Key Assessment Objectives:

AO1 • Identify and interpret explicit and implicit information and ideas • Select and synthesise evidence from different texts

AO2 • Explain, comment on analyse how writers use language and structure to achieve effects and influence readers, using relevant subject terminology to support their views

AO3 • Compare writers’ ideas and perspectives, as well as how these are conveyed, across two or more texts

AO4 • Evaluate texts critically and support this with appropriate textual references

AO5 • Communicate clearly, effectively, and imaginatively, selecting and adapting tone, style and register for different forms, purposes and audiences • Organise information and ideas, using structural and grammatical features to support coherence and cohesion of texts

AO6 • Candidates must use a range of vocabulary and sentence structures for clarity, purpose and effect, with accurate spelling and punctuation. (This requirement must constitute 20% of the marks for each specification as a whole.)

AO7 • Demonstrate presentation skills in a formal setting

AO8 • Listen and respond appropriately to spoken language, including to questions and feedback to presentations

AO9 • Use spoken Standard English effectively in speeches and presentations

English Enrichment:

Y11 English Residential

Y11 had intensive English revision at Dukeshouse Woodworking har until 8pm! Activities included ‘Rock, Paper Scissors’ and a ‘Moo Off’ on the obstacle course; facing their fears on Jacob’s Ladder; and, reaching new heights on the 3G Swing. As well as a good old sing-a-long around the campfire. Lots of fun and hard work.

Easter Enrichment
Pupils were working hard on their literature papers – planning exam responses and exploring extract questions. Well done to all that attended!

World Book Day 2022

This year we celebrate in style by wearing costumes of characters from our favourite books. We also held our annual ‘Great British Literature Bake Off’ with a wonderful selection of delicious home bakes. A huge well done to everyone, with all staff and year groups taking part!
 
Cultural Experiences
Y10 enjoyed a theatre experience with a performance of ‘A Christmas Carol’ thanks to the English Department and Quantum Theatre. Pupils were able to track Ebenezer Scrooge’s journey of redemption from a ‘solitary oyster’ to a benevolent ‘second father’!
Y8 pupils were able to experience the Vietnam culture in the virtual reality suite and how the Vietnam War affected that culture. This learning was beneficial to their English study of the protest poem: ‘What Were They Like?’.
 

Aspire
Y10 and 11 are able to access weekly online tuition from Trust Subject Leaders with the aim to support and challenge pupils in English, as well as other subjects.
 
Y10 Virtual English Enrichment – Wednesdays 4pm-5:30pm
Y10 are able to access weekly online tuition from class teachers with the aim to support and challenge pupils in English.
 
 
Holocaust Memorial Day 2022
Two talented Y9 pupils wanted to write their own poetry for the people who lost their lives during the Holocaust and wanted them to know they would never be forgotten after they visited our virtual reality suite to learn about the importance of Holocaust Memorial Day.
 
 
Library Shelfie Day 2022
St. Peter’s celebrated this event with a competition in form time.

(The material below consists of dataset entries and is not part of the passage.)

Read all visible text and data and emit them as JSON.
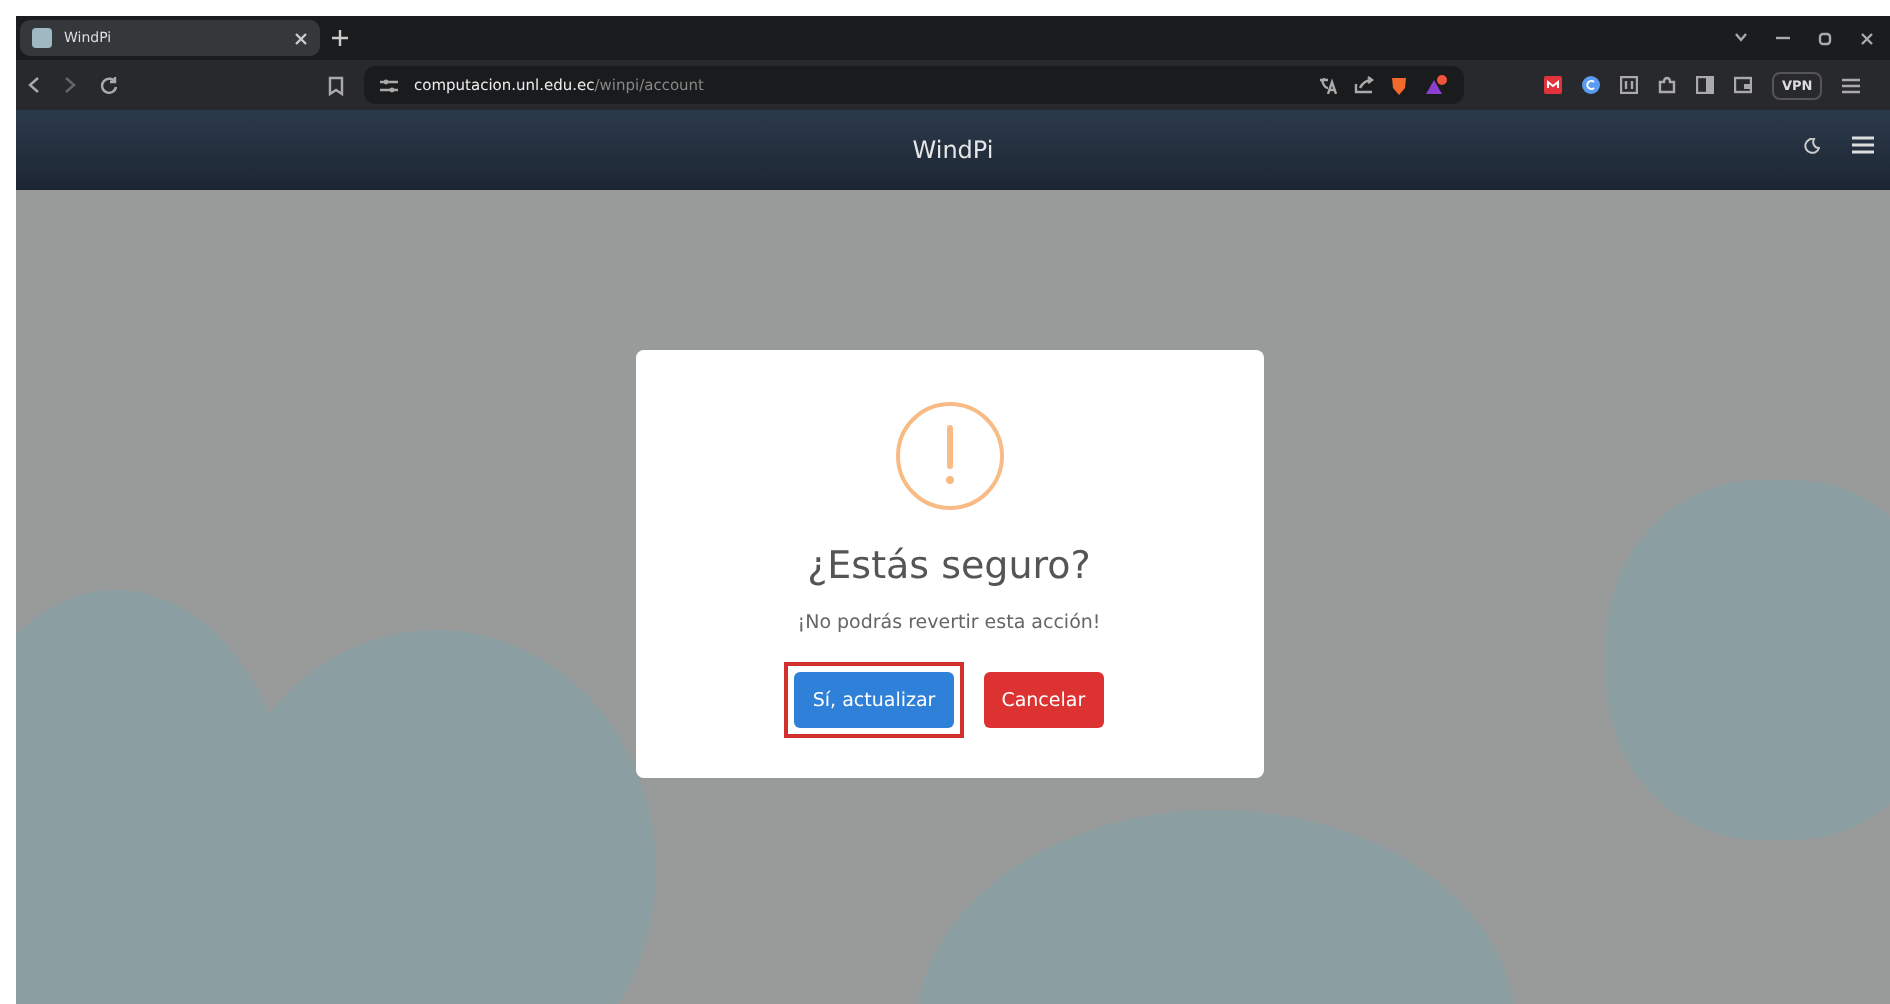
{
  "browser": {
    "tabs": [
      {
        "title": "WindPi",
        "selected": true
      }
    ],
    "address": {
      "host": "computacion.unl.edu.ec",
      "path": "/winpi/account"
    },
    "vpn_label": "VPN"
  },
  "app": {
    "title": "WindPi"
  },
  "dialog": {
    "title": "¿Estás seguro?",
    "message": "¡No podrás revertir esta acción!",
    "buttons": [
      {
        "label": "Sí, actualizar",
        "kind": "confirm",
        "highlighted": true
      },
      {
        "label": "Cancelar",
        "kind": "cancel",
        "highlighted": false
      }
    ]
  }
}
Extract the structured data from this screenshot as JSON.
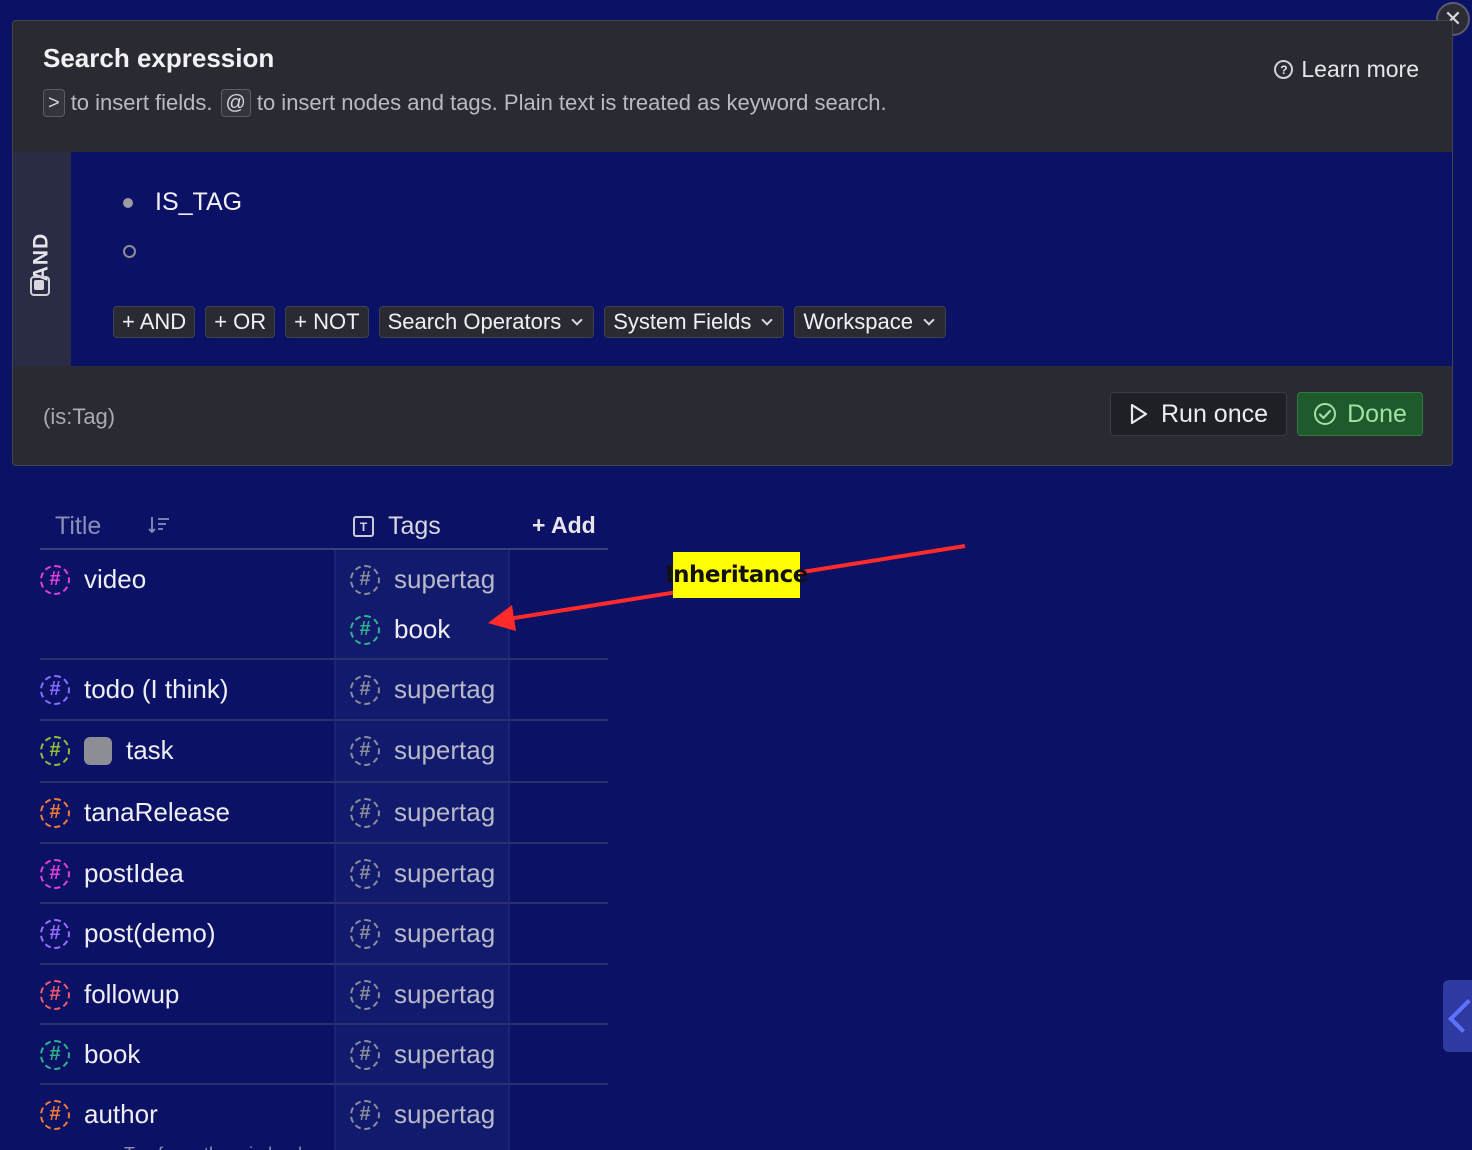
{
  "search_panel": {
    "title": "Search expression",
    "hint_key_fields": ">",
    "hint_fields_text": "to insert fields.",
    "hint_key_nodes": "@",
    "hint_nodes_text": "to insert nodes and tags. Plain text is treated as keyword search.",
    "learn_more_label": "Learn more",
    "group_operator": "AND",
    "expression_items": [
      "IS_TAG",
      ""
    ],
    "chips": {
      "and": "+ AND",
      "or": "+ OR",
      "not": "+ NOT",
      "search_operators": "Search Operators",
      "system_fields": "System Fields",
      "workspace": "Workspace"
    },
    "query_text": "(is:Tag)",
    "run_once_label": "Run once",
    "done_label": "Done"
  },
  "table": {
    "title_header": "Title",
    "tags_header": "Tags",
    "add_label": "+ Add",
    "rows": [
      {
        "title": "video",
        "color": "#e040d8",
        "tags": [
          {
            "label": "supertag",
            "color": "#8a8c9a"
          },
          {
            "label": "book",
            "color": "#2fb38a"
          }
        ]
      },
      {
        "title": "todo (I think)",
        "color": "#8a6cff",
        "tags": [
          {
            "label": "supertag",
            "color": "#8a8c9a"
          }
        ]
      },
      {
        "title": "task",
        "color": "#8fbf3a",
        "checkbox": true,
        "tags": [
          {
            "label": "supertag",
            "color": "#8a8c9a"
          }
        ]
      },
      {
        "title": "tanaRelease",
        "color": "#f07a32",
        "tags": [
          {
            "label": "supertag",
            "color": "#8a8c9a"
          }
        ]
      },
      {
        "title": "postIdea",
        "color": "#e040d8",
        "tags": [
          {
            "label": "supertag",
            "color": "#8a8c9a"
          }
        ]
      },
      {
        "title": "post(demo)",
        "color": "#9a6cff",
        "tags": [
          {
            "label": "supertag",
            "color": "#8a8c9a"
          }
        ]
      },
      {
        "title": "followup",
        "color": "#f05a6a",
        "tags": [
          {
            "label": "supertag",
            "color": "#8a8c9a"
          }
        ]
      },
      {
        "title": "book",
        "color": "#2fb38a",
        "tags": [
          {
            "label": "supertag",
            "color": "#8a8c9a"
          }
        ]
      },
      {
        "title": "author",
        "color": "#f07a32",
        "tags": [
          {
            "label": "supertag",
            "color": "#8a8c9a"
          }
        ]
      }
    ],
    "cut_off_description": "Tag for authors in books"
  },
  "annotation": {
    "label": "Inheritance",
    "color": "#ffff00",
    "arrow_color": "#ff2a2a"
  },
  "colors": {
    "background": "#0b1266",
    "panel": "#2a2b32",
    "done_green": "#1e5a2c"
  }
}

Pupils took part in our competition where they were given a selection of images of staff book shelves with clues as to who they belonged to. A range of prizes were won by our pupils who took part.
 
 
Saturday Intervention
As exam season approaches, the ENglish department is leading Saturday intervention sessions running from 10-12pm. This is targeted intervention to support and challenge our pupils with specific language and literature topics that they need to know for their upcoming GCSE exams.
 
 
Engaged Reader Awards
Miss Robinson has been awarding pupils with the ‘Engaged Reader Award’ for making so much progress with their reading in English lessons to encourage a love of reading and emphasise how fundamentally important it is to be successful in life!
 
 

National Poetry Day 2021

To celebrate St. Peter’s staff have chosen to share some of their favourite poems with you.